Your assignment:
Could you filter the records below and keep only the lines with the word "CtrL"?

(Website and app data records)
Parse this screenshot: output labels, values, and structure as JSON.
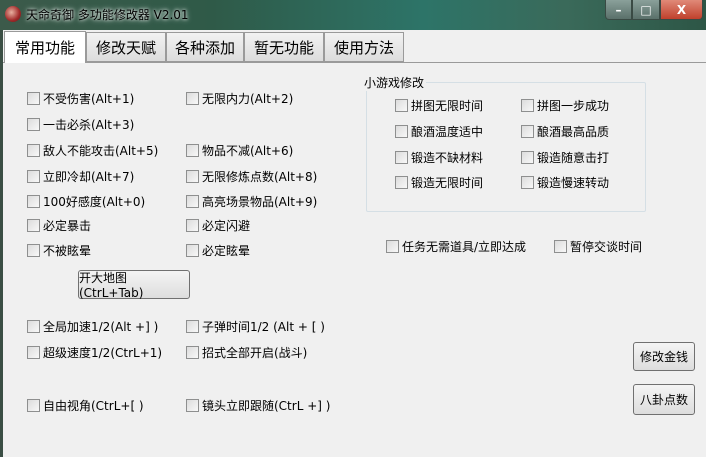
{
  "window": {
    "title": "天命奇御 多功能修改器  V2.01",
    "minimize": "–",
    "maximize": "□",
    "close": "X"
  },
  "tabs": [
    "常用功能",
    "修改天赋",
    "各种添加",
    "暂无功能",
    "使用方法"
  ],
  "main": {
    "col1": [
      "不受伤害(Alt+1)",
      "一击必杀(Alt+3)",
      "敌人不能攻击(Alt+5)",
      "立即冷却(Alt+7)",
      "100好感度(Alt+0)",
      "必定暴击",
      "不被眩晕"
    ],
    "col2": [
      "无限内力(Alt+2)",
      "物品不减(Alt+6)",
      "无限修炼点数(Alt+8)",
      "高亮场景物品(Alt+9)",
      "必定闪避",
      "必定眩晕"
    ],
    "open_map_button": "开大地图(CtrL+Tab)",
    "bottom": [
      "全局加速1/2(Alt +] )",
      "子弹时间1/2 (Alt + [ )",
      "超级速度1/2(CtrL+1)",
      "招式全部开启(战斗)",
      "自由视角(CtrL+[ )",
      "镜头立即跟随(CtrL +] )"
    ],
    "minigame": {
      "title": "小游戏修改",
      "items": [
        "拼图无限时间",
        "拼图一步成功",
        "酿酒温度适中",
        "酿酒最高品质",
        "锻造不缺材料",
        "锻造随意击打",
        "锻造无限时间",
        "锻造慢速转动"
      ]
    },
    "quest_no_items": "任务无需道具/立即达成",
    "pause_dialog": "暂停交谈时间",
    "modify_money_button": "修改金钱",
    "bagua_button": "八卦点数"
  }
}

Solution below:
    "open_map_button": "开大地图(CtrL+Tab)",
      "超级速度1/2(CtrL+1)",
      "自由视角(CtrL+[ )",
      "镜头立即跟随(CtrL +] )"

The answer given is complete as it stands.